Patrol Units to Operate Out of Policing Centers

Negotiations between police union officials and the county have been successful throughout the last month.

Less than one month after Nassau County announced its decision to merge eight police precincts into four, police union officials claimed that public safety was being put at risk. They are singing a different tune, however, after recent negotiations with the county.

Jim Carver, president of the Nassau County Police Benevolent Association (PBA), told Patch that the union and county came to a deal that will keep patrol units where they currently serve. Patrol units will now be assigned to one of the four corresponding community policing centers or one of the four precincts.

The original plan called for all patrols to be stationed out of the four precincts.

"Eighth Precinct cops, even though they're going to merging with the Second Precinct, they're going to be assigned to the policing center, which basically keeps everything intact," Carver said. "In other words, no patrols will be changed, which is what our concern was."

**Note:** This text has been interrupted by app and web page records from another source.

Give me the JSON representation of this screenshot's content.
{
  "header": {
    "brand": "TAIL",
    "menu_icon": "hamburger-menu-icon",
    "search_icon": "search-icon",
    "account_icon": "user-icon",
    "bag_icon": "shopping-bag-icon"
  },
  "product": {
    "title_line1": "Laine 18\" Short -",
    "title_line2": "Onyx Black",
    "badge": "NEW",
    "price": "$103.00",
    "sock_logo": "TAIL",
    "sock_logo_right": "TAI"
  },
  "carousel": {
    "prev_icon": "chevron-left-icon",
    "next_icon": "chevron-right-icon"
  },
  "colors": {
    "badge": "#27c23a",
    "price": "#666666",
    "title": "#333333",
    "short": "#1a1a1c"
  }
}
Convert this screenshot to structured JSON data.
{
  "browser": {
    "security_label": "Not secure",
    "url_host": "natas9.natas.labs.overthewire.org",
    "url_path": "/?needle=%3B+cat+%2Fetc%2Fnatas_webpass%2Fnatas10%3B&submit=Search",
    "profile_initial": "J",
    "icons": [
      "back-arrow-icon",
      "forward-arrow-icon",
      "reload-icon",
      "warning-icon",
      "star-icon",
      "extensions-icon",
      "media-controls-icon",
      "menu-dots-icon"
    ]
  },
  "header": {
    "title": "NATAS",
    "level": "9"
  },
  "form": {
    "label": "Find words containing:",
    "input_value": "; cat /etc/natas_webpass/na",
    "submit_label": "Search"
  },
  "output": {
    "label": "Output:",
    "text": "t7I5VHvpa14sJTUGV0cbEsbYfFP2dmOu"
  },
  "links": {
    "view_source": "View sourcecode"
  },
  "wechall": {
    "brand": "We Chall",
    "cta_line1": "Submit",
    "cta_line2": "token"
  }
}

Carver said the realignment, which was approved by the Nassau Legislature in March, will save the county money as far as administrative functions go, but will not jeopardize public safety as he has mentioned in the past.

The deal, according to Carver, came the same day that 98 members of the Nassau County Police Department (NCPD) accepted a voluntary incentive to retire before the March 22 deadline, saving the county more than $23 million in annual labor costs.

"For the most part, the savings come from administrative downsizing, but it doesn't effect the way that we've patrolled in the past," he said. "… Your neighborhood cop will still be your neighborhood cop."

The county confirmed that the changes to patrols will not affect the total savings from the realignment. According to county officials, the plan still provides for savings of approximately $20 million annually.

“Nassau's precinct realignment plan is progressing on schedule and residents will be happy to know that public safety remains intact as all patrol cars will remain in their current neighborhoods and 48 additional police officers will be assigned to patrol to protect our neighborhoods," Nassau County Executive Ed Mangano said.

The change in patrol, or lack thereof, might not be the last modification to the policing plan. Both Carver and the county said that negotiations are still ongoing.

The NCPD is scheduled to complete the first realignment on May 1 when the Eighth Precinct will then be transformed into a community policing center.

This is the fourth part of our series on the plan to merge the precincts in Nassau County. Check back with Patch for more on this special report.

ed April 23, 2012 at 02:04 AM
Mangano has cut all special patrols to fill those 177 cars. He has cut POP, Heroin taskforce, Hwy units, Narcotics...etc Less cops on the street. Its all smoke and mirrors folks!
Joan C June 10, 2012 at 02:56 AM
WHERE are these 48 EXTRA cops they are telling us we will have going to be???? They said the number of cars on the street is remaining at 177 not increasing. How can this be if they are SUPPOSEDLY adding 48 more cops? Wouldn't that make it 225 cars? THIS DOES NOT MAKE SENSE!!!! We deserve a right to know! If the 48 POP cops are all behind a desk they are NOT IN CARS helping us!!! THE 48 POP OFFICERS OR SPECIAL PATROLS should be ON THE STREET NOT INSIDE!!!
Joan C June 10, 2012 at 03:05 AM
Where will the 48 cops assigned to POP and special patrol going to be if the number of cars IS NOT changing?
Chris Wendt June 10, 2012 at 10:30 AM
@ Jamie Sumersille re "...(ie. First Precinct officers would have reported to/out of the Seventh Precinct)". I think there is a significant lack of understanding of the terminology being used in the stories about policing Nassau County, especially the word "report" and phrases like "reported to" and "reported out of". Presently, one of the "reporting" places, or mustering places for the 7th Precinct cars is a parking lot of the Wantagh Fire Department. At the beginning of their tour, the officers for the cars assigned there go there to start their shifts. I am sure there was never any intention to change that mustering place, other than at some point it would have been called First Precinct instead of Seventh Precinct. Much ado about nothing, there. However, "reporting to" also means administrative and organizational "reporting structure", i.e. to a Tour Commander and a Precinct Commander, for things like vacation scheduling, calling out sick, performance reviews, transfers, temporary assignments, etc. Organizationally and administratively speaking, there will be no officers "reporting to" policing centers, as the organizational hierarchy to whom they "report" will be situated at the remaining precinct houses. I may not have this completely correct, so perhaps Patch could sit with the Seventh Precinct Commander and get it straight for all of us.
John Timulty July 03, 2012 at 12:31 AM
CAPTJOHN: Figures don't lie but liars figure.


More »
Got a question? Something on your mind? Talk to your community, directly.
Note Article
Just a short thought to get the word out quickly about anything in your neighborhood.
Share something with your neighbors.What's on your mind?What's on your mind?Make an announcement, speak your mind, or sell somethingPost something
See more »